Ontario doubling LTC home inspectors to prevent tragedies like Pickering’s Orchard Villa
Published February 24, 2023 at 11:04 am
The Ontario government has doubled the number of long-term care inspectors to ensure there will never be a repeat of the tragedies that occurred during the pandemic when more than 5,000 residents died and the military had to be called in to help.
The army was called to seven long-term care homes in the province, including Orchard Villa in Pickering, where 70 residents died, mostly during the first six months of the pandemic. Military accounts at the under-staffed and poorly managed homes included reports of choking from aggressive feeding, infections and residents crying for hours with no response.
Long Term Care Minister Paul Calandra was at the Michael Starr Building in downtown Oshawa – named for the former Mayor of Oshawa and long-time MPP who served as Labour Minister under John Diefenbaker and briefly as Leader of the Opposition – to make the announcement about the new inspectors.
Flanked by several of the new hires, Calandra put the blame on the state of long-term care homes in Ontario on the shoulders of previous regimes, calling it an “under-funded and neglected” long term care system.
“These additional inspectors will help strengthen what is already Canada’s toughest inspection and enforcement regime,” said Paul Calandra, Minister of Long-Term Care. “By delivering on our commitment to double the number of inspectors in the field, Ontario now has the highest inspector-to-home ratio in the country, surpassing our goal of having one inspector for every two homes in the province.”
Pointing to the inspectors with him at the announcement, Calandra said the inspectors are a “very, very important part” of the long term care program. “It’s to make our residents safe.”
Ontario has hired 193 new long-term care inspection staff in total, including 156 new inspectors.
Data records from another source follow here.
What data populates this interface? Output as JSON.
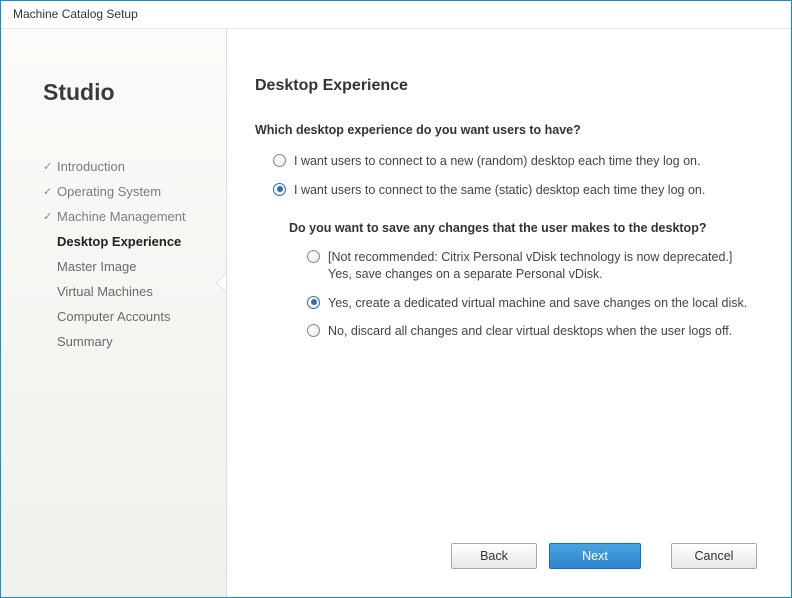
{
  "window": {
    "title": "Machine Catalog Setup"
  },
  "sidebar": {
    "brand": "Studio",
    "items": [
      {
        "label": "Introduction",
        "state": "done"
      },
      {
        "label": "Operating System",
        "state": "done"
      },
      {
        "label": "Machine Management",
        "state": "done"
      },
      {
        "label": "Desktop Experience",
        "state": "current"
      },
      {
        "label": "Master Image",
        "state": "pending"
      },
      {
        "label": "Virtual Machines",
        "state": "pending"
      },
      {
        "label": "Computer Accounts",
        "state": "pending"
      },
      {
        "label": "Summary",
        "state": "pending"
      }
    ]
  },
  "main": {
    "heading": "Desktop Experience",
    "q1": "Which desktop experience do you want users to have?",
    "opt_random": "I want users to connect to a new (random) desktop each time they log on.",
    "opt_static": "I want users to connect to the same (static) desktop each time they log on.",
    "q2": "Do you want to save any changes that the user makes to the desktop?",
    "opt_pvd": "[Not recommended: Citrix Personal vDisk technology is now deprecated.] Yes, save changes on a separate Personal vDisk.",
    "opt_dedicated": "Yes, create a dedicated virtual machine and save changes on the local disk.",
    "opt_discard": "No, discard all changes and clear virtual desktops when the user logs off.",
    "selection1": "static",
    "selection2": "dedicated"
  },
  "footer": {
    "back": "Back",
    "next": "Next",
    "cancel": "Cancel"
  }
}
Supported by an investment of $72.3 million, these new hires double the number of inspectors in the field to complete on-site inspections and respond quicker to complaints.
Doubling the number of long-term care inspectors is part of a wider suite of changes the government put in place two months ago December to strengthen its enforcement capabilities. This includes adding new compliance and enforcement tools, such as doubling the fines for infractions and expanding the grounds for a temporary manager be brought in to take over operations when there are concerns about the health, safety or welfare of residents.
The federal government also brought in new standards for long term care homes to address everything from end-of-life care, meal schedules, fall prevention and emergency plans.
Calandra said the Province is “on track” to build nearly 60,000 new and upgraded long-term care beds by 2028 to address wait lists and ensure residents “live with dignity” in a safe and healthy environment.insauga's Editorial Standards and Policies advertising